======== DATA RECORDS ========
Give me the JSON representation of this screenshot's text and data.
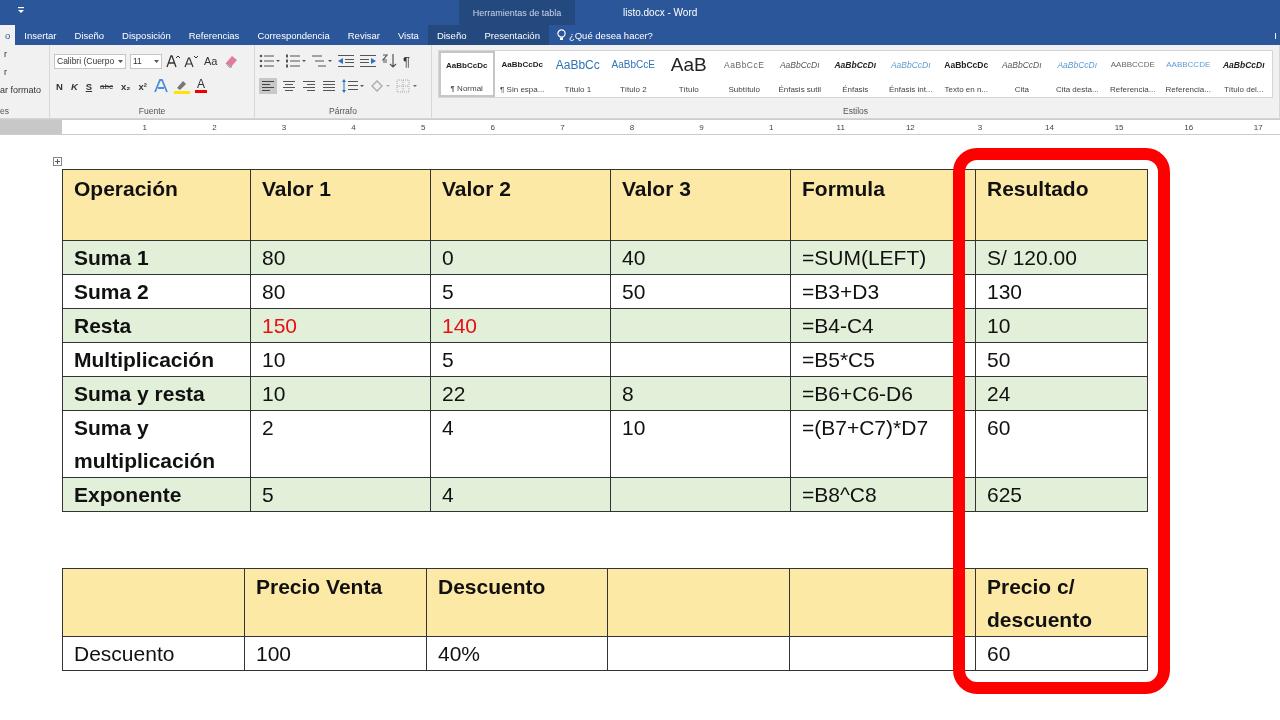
{
  "title_bar": {
    "context_label": "Herramientas de tabla",
    "title": "listo.docx - Word"
  },
  "tabs": [
    {
      "label": "o",
      "selected": true,
      "context": false
    },
    {
      "label": "Insertar",
      "selected": false,
      "context": false
    },
    {
      "label": "Diseño",
      "selected": false,
      "context": false
    },
    {
      "label": "Disposición",
      "selected": false,
      "context": false
    },
    {
      "label": "Referencias",
      "selected": false,
      "context": false
    },
    {
      "label": "Correspondencia",
      "selected": false,
      "context": false
    },
    {
      "label": "Revisar",
      "selected": false,
      "context": false
    },
    {
      "label": "Vista",
      "selected": false,
      "context": false
    },
    {
      "label": "Diseño",
      "selected": false,
      "context": true
    },
    {
      "label": "Presentación",
      "selected": false,
      "context": true
    }
  ],
  "tell_me": {
    "placeholder": "¿Qué desea hacer?"
  },
  "account": "I",
  "ribbon": {
    "clipboard": {
      "items": [
        "r",
        "r",
        "ar formato"
      ],
      "label": "es"
    },
    "font": {
      "label": "Fuente",
      "font_name": "Calibri (Cuerpo",
      "size": "11",
      "case_button": "Aa",
      "format_buttons": [
        "N",
        "K",
        "S",
        "abc",
        "x₂",
        "x²"
      ],
      "color_letter": "A"
    },
    "paragraph": {
      "label": "Párrafo",
      "pilcrow": "¶"
    },
    "styles": {
      "label": "Estilos",
      "items": [
        {
          "preview": "AaBbCcDc",
          "name": "¶ Normal",
          "selected": true
        },
        {
          "preview": "AaBbCcDc",
          "name": "¶ Sin espa...",
          "selected": false
        },
        {
          "preview": "AaBbCc",
          "name": "Título 1",
          "selected": false
        },
        {
          "preview": "AaBbCcE",
          "name": "Título 2",
          "selected": false
        },
        {
          "preview": "AaB",
          "name": "Título",
          "selected": false
        },
        {
          "preview": "AaBbCcE",
          "name": "Subtítulo",
          "selected": false
        },
        {
          "preview": "AaBbCcDı",
          "name": "Énfasis sutil",
          "selected": false
        },
        {
          "preview": "AaBbCcDı",
          "name": "Énfasis",
          "selected": false
        },
        {
          "preview": "AaBbCcDı",
          "name": "Énfasis int...",
          "selected": false
        },
        {
          "preview": "AaBbCcDc",
          "name": "Texto en n...",
          "selected": false
        },
        {
          "preview": "AaBbCcDı",
          "name": "Cita",
          "selected": false
        },
        {
          "preview": "AaBbCcDı",
          "name": "Cita desta...",
          "selected": false
        },
        {
          "preview": "AABBCCDE",
          "name": "Referencia...",
          "selected": false
        },
        {
          "preview": "AABBCCDE",
          "name": "Referencia...",
          "selected": false
        },
        {
          "preview": "AaBbCcDı",
          "name": "Título del...",
          "selected": false
        }
      ]
    }
  },
  "ruler": [
    "1",
    "2",
    "3",
    "4",
    "5",
    "6",
    "7",
    "8",
    "9",
    "1",
    "11",
    "12",
    "3",
    "14",
    "15",
    "16",
    "17"
  ],
  "table_1": {
    "columns": [
      "Operación",
      "Valor 1",
      "Valor 2",
      "Valor 3",
      "Formula",
      "Resultado"
    ],
    "rows": [
      {
        "shaded": true,
        "cells": [
          {
            "text": "Suma 1"
          },
          {
            "text": "80"
          },
          {
            "text": "0"
          },
          {
            "text": "40"
          },
          {
            "text": "=SUM(LEFT)"
          },
          {
            "text": "S/ 120.00"
          }
        ]
      },
      {
        "shaded": false,
        "cells": [
          {
            "text": "Suma 2"
          },
          {
            "text": "80"
          },
          {
            "text": "5"
          },
          {
            "text": "50"
          },
          {
            "text": "=B3+D3"
          },
          {
            "text": "130"
          }
        ]
      },
      {
        "shaded": true,
        "cells": [
          {
            "text": "Resta"
          },
          {
            "text": "150",
            "color": "#e81010"
          },
          {
            "text": "140",
            "color": "#e81010"
          },
          {
            "text": ""
          },
          {
            "text": "=B4-C4"
          },
          {
            "text": "10"
          }
        ]
      },
      {
        "shaded": false,
        "cells": [
          {
            "text": "Multiplicación"
          },
          {
            "text": "10"
          },
          {
            "text": "5"
          },
          {
            "text": ""
          },
          {
            "text": "=B5*C5"
          },
          {
            "text": "50"
          }
        ]
      },
      {
        "shaded": true,
        "cells": [
          {
            "text": "Suma y resta"
          },
          {
            "text": "10"
          },
          {
            "text": "22"
          },
          {
            "text": "8"
          },
          {
            "text": "=B6+C6-D6"
          },
          {
            "text": "24"
          }
        ]
      },
      {
        "shaded": false,
        "cells": [
          {
            "text": "Suma y multiplicación"
          },
          {
            "text": "2"
          },
          {
            "text": "4"
          },
          {
            "text": "10"
          },
          {
            "text": "=(B7+C7)*D7"
          },
          {
            "text": "60"
          }
        ]
      },
      {
        "shaded": true,
        "cells": [
          {
            "text": "Exponente"
          },
          {
            "text": "5"
          },
          {
            "text": "4"
          },
          {
            "text": ""
          },
          {
            "text": "=B8^C8"
          },
          {
            "text": "625"
          }
        ]
      }
    ]
  },
  "table_2": {
    "columns": [
      "",
      "Precio Venta",
      "Descuento",
      "",
      "",
      "Precio c/ descuento"
    ],
    "rows": [
      {
        "cells": [
          "Descuento",
          "100",
          "40%",
          "",
          "",
          "60"
        ]
      }
    ]
  }
}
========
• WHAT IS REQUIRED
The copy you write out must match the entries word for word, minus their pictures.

• REPLY
Give me the JSON representation of this screenshot's text and data.
{
  "title_bar": {
    "context_label": "Herramientas de tabla",
    "title": "listo.docx - Word"
  },
  "tabs": [
    {
      "label": "o",
      "selected": true,
      "context": false
    },
    {
      "label": "Insertar",
      "selected": false,
      "context": false
    },
    {
      "label": "Diseño",
      "selected": false,
      "context": false
    },
    {
      "label": "Disposición",
      "selected": false,
      "context": false
    },
    {
      "label": "Referencias",
      "selected": false,
      "context": false
    },
    {
      "label": "Correspondencia",
      "selected": false,
      "context": false
    },
    {
      "label": "Revisar",
      "selected": false,
      "context": false
    },
    {
      "label": "Vista",
      "selected": false,
      "context": false
    },
    {
      "label": "Diseño",
      "selected": false,
      "context": true
    },
    {
      "label": "Presentación",
      "selected": false,
      "context": true
    }
  ],
  "tell_me": {
    "placeholder": "¿Qué desea hacer?"
  },
  "account": "I",
  "ribbon": {
    "clipboard": {
      "items": [
        "r",
        "r",
        "ar formato"
      ],
      "label": "es"
    },
    "font": {
      "label": "Fuente",
      "font_name": "Calibri (Cuerpo",
      "size": "11",
      "case_button": "Aa",
      "format_buttons": [
        "N",
        "K",
        "S",
        "abc",
        "x₂",
        "x²"
      ],
      "color_letter": "A"
    },
    "paragraph": {
      "label": "Párrafo",
      "pilcrow": "¶"
    },
    "styles": {
      "label": "Estilos",
      "items": [
        {
          "preview": "AaBbCcDc",
          "name": "¶ Normal",
          "selected": true
        },
        {
          "preview": "AaBbCcDc",
          "name": "¶ Sin espa...",
          "selected": false
        },
        {
          "preview": "AaBbCc",
          "name": "Título 1",
          "selected": false
        },
        {
          "preview": "AaBbCcE",
          "name": "Título 2",
          "selected": false
        },
        {
          "preview": "AaB",
          "name": "Título",
          "selected": false
        },
        {
          "preview": "AaBbCcE",
          "name": "Subtítulo",
          "selected": false
        },
        {
          "preview": "AaBbCcDı",
          "name": "Énfasis sutil",
          "selected": false
        },
        {
          "preview": "AaBbCcDı",
          "name": "Énfasis",
          "selected": false
        },
        {
          "preview": "AaBbCcDı",
          "name": "Énfasis int...",
          "selected": false
        },
        {
          "preview": "AaBbCcDc",
          "name": "Texto en n...",
          "selected": false
        },
        {
          "preview": "AaBbCcDı",
          "name": "Cita",
          "selected": false
        },
        {
          "preview": "AaBbCcDı",
          "name": "Cita desta...",
          "selected": false
        },
        {
          "preview": "AABBCCDE",
          "name": "Referencia...",
          "selected": false
        },
        {
          "preview": "AABBCCDE",
          "name": "Referencia...",
          "selected": false
        },
        {
          "preview": "AaBbCcDı",
          "name": "Título del...",
          "selected": false
        }
      ]
    }
  },
  "ruler": [
    "1",
    "2",
    "3",
    "4",
    "5",
    "6",
    "7",
    "8",
    "9",
    "1",
    "11",
    "12",
    "3",
    "14",
    "15",
    "16",
    "17"
  ],
  "table_1": {
    "columns": [
      "Operación",
      "Valor 1",
      "Valor 2",
      "Valor 3",
      "Formula",
      "Resultado"
    ],
    "rows": [
      {
        "shaded": true,
        "cells": [
          {
            "text": "Suma 1"
          },
          {
            "text": "80"
          },
          {
            "text": "0"
          },
          {
            "text": "40"
          },
          {
            "text": "=SUM(LEFT)"
          },
          {
            "text": "S/ 120.00"
          }
        ]
      },
      {
        "shaded": false,
        "cells": [
          {
            "text": "Suma 2"
          },
          {
            "text": "80"
          },
          {
            "text": "5"
          },
          {
            "text": "50"
          },
          {
            "text": "=B3+D3"
          },
          {
            "text": "130"
          }
        ]
      },
      {
        "shaded": true,
        "cells": [
          {
            "text": "Resta"
          },
          {
            "text": "150",
            "color": "#e81010"
          },
          {
            "text": "140",
            "color": "#e81010"
          },
          {
            "text": ""
          },
          {
            "text": "=B4-C4"
          },
          {
            "text": "10"
          }
        ]
      },
      {
        "shaded": false,
        "cells": [
          {
            "text": "Multiplicación"
          },
          {
            "text": "10"
          },
          {
            "text": "5"
          },
          {
            "text": ""
          },
          {
            "text": "=B5*C5"
          },
          {
            "text": "50"
          }
        ]
      },
      {
        "shaded": true,
        "cells": [
          {
            "text": "Suma y resta"
          },
          {
            "text": "10"
          },
          {
            "text": "22"
          },
          {
            "text": "8"
          },
          {
            "text": "=B6+C6-D6"
          },
          {
            "text": "24"
          }
        ]
      },
      {
        "shaded": false,
        "cells": [
          {
            "text": "Suma y multiplicación"
          },
          {
            "text": "2"
          },
          {
            "text": "4"
          },
          {
            "text": "10"
          },
          {
            "text": "=(B7+C7)*D7"
          },
          {
            "text": "60"
          }
        ]
      },
      {
        "shaded": true,
        "cells": [
          {
            "text": "Exponente"
          },
          {
            "text": "5"
          },
          {
            "text": "4"
          },
          {
            "text": ""
          },
          {
            "text": "=B8^C8"
          },
          {
            "text": "625"
          }
        ]
      }
    ]
  },
  "table_2": {
    "columns": [
      "",
      "Precio Venta",
      "Descuento",
      "",
      "",
      "Precio c/ descuento"
    ],
    "rows": [
      {
        "cells": [
          "Descuento",
          "100",
          "40%",
          "",
          "",
          "60"
        ]
      }
    ]
  }
}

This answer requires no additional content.